(Records from a data source)
# # # # # # #

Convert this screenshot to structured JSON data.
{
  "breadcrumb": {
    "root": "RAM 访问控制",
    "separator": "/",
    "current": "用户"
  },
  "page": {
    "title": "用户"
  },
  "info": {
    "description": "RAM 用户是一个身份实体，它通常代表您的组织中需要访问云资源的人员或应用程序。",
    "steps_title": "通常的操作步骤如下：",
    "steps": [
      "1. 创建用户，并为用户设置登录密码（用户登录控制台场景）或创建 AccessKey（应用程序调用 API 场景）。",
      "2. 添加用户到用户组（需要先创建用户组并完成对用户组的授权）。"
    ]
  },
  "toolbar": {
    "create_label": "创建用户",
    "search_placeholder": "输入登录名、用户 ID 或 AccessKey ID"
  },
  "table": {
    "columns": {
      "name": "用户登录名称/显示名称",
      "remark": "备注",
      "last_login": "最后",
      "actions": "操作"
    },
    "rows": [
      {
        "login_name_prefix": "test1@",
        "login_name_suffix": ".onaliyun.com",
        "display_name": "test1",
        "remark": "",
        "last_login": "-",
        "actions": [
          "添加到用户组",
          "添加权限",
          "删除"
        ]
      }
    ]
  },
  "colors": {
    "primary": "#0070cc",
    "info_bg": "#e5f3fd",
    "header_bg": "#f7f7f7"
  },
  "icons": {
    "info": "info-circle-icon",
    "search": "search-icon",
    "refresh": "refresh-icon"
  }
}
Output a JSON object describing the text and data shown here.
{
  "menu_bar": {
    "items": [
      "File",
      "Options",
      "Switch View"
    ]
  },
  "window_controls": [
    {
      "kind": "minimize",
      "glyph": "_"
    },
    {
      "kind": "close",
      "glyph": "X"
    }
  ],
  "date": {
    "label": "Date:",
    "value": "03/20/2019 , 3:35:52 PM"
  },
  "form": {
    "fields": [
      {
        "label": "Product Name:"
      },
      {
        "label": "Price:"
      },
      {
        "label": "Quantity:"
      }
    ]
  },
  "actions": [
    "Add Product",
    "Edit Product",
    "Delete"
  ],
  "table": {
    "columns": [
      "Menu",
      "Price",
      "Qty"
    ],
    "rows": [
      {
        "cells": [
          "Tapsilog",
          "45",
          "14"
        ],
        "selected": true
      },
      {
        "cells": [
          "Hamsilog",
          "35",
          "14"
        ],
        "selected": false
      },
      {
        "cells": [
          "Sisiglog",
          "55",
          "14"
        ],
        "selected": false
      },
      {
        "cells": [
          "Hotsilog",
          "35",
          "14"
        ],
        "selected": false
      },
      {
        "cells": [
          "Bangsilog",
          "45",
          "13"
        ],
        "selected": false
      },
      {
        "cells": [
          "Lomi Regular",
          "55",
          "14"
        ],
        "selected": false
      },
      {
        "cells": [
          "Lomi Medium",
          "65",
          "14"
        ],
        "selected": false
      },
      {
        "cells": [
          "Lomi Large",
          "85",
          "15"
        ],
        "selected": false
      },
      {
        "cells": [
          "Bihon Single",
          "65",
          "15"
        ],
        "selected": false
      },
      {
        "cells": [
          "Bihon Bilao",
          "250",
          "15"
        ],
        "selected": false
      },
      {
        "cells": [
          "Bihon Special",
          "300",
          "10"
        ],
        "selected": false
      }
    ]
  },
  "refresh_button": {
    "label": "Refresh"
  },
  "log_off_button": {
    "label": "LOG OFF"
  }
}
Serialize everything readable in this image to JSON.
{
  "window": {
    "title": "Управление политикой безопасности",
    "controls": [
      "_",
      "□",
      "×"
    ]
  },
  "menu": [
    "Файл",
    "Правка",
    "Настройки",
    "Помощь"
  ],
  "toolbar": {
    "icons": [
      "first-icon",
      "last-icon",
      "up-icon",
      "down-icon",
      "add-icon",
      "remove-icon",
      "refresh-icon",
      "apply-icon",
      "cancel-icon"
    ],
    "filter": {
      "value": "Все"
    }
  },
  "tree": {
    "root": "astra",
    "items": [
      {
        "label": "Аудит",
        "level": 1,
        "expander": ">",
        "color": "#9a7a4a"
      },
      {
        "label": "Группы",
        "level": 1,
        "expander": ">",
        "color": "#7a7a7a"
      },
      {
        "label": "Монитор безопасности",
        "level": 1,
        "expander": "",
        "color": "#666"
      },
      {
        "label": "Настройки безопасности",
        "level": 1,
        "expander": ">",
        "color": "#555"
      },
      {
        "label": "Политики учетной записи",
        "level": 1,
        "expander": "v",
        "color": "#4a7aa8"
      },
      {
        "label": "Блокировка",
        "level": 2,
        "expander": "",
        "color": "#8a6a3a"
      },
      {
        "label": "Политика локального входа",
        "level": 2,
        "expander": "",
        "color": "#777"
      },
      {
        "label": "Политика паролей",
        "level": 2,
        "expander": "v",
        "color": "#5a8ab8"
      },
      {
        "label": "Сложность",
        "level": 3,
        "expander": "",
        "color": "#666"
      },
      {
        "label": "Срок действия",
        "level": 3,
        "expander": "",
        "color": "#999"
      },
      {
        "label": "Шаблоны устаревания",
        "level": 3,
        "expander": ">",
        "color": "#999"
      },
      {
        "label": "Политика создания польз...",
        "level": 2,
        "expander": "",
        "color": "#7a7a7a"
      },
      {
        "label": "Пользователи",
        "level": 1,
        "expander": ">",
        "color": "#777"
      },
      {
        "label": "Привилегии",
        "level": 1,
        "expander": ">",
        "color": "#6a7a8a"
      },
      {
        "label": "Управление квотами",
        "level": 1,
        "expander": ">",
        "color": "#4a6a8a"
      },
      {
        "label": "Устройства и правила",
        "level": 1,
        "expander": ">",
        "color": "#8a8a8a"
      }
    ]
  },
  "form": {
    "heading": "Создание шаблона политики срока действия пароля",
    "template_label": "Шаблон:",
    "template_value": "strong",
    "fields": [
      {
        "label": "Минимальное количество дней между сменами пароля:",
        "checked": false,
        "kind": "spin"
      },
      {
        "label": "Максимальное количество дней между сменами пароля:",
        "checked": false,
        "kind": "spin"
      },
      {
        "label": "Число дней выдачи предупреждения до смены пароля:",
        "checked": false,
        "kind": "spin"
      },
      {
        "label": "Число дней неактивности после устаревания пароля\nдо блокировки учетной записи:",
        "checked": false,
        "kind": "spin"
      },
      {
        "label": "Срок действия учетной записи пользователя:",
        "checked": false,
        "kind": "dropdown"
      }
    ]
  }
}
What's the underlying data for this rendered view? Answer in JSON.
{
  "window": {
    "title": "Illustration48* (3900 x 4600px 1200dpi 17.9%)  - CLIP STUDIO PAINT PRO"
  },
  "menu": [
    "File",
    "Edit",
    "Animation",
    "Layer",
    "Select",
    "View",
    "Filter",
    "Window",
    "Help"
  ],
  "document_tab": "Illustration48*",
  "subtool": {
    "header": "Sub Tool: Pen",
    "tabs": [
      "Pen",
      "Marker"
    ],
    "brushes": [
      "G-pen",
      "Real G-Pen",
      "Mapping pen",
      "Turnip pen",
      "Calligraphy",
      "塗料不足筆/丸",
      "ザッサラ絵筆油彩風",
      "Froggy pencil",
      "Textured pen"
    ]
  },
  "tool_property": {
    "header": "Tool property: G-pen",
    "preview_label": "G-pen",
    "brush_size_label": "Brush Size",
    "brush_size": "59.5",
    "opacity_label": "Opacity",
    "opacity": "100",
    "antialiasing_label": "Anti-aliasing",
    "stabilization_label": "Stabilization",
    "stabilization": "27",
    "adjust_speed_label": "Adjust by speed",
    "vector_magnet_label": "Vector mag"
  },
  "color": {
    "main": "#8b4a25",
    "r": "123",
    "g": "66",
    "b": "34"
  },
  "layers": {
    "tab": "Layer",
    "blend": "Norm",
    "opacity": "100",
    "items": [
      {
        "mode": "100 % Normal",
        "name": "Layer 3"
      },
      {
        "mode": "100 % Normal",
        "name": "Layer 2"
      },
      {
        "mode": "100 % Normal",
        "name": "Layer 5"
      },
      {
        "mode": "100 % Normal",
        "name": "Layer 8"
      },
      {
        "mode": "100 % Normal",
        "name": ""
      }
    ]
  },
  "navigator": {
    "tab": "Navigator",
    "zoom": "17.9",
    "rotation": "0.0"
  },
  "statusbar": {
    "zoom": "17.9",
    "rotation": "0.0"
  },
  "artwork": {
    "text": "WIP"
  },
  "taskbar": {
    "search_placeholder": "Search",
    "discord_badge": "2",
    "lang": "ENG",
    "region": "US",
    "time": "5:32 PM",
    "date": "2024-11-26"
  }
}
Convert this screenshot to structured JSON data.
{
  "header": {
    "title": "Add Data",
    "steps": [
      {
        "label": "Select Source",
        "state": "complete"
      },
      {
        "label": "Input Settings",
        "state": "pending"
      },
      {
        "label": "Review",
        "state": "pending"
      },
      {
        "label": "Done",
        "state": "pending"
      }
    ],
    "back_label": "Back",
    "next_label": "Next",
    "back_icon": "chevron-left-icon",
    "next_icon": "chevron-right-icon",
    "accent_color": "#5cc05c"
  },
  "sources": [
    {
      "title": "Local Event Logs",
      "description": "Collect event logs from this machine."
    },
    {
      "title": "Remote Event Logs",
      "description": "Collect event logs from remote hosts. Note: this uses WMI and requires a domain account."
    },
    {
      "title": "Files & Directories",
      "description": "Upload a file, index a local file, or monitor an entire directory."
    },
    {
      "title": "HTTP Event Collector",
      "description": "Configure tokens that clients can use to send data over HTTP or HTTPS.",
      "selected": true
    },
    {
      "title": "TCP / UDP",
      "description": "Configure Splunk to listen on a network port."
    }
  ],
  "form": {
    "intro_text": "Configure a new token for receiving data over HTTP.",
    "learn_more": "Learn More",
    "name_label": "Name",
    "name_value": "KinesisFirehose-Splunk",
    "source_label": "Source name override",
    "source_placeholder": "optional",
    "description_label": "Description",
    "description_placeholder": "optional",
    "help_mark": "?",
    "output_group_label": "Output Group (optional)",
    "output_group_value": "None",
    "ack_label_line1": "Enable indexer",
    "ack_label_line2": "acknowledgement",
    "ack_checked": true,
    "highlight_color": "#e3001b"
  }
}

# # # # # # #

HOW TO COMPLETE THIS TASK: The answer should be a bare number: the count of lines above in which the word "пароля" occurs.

RESULT BELOW: 5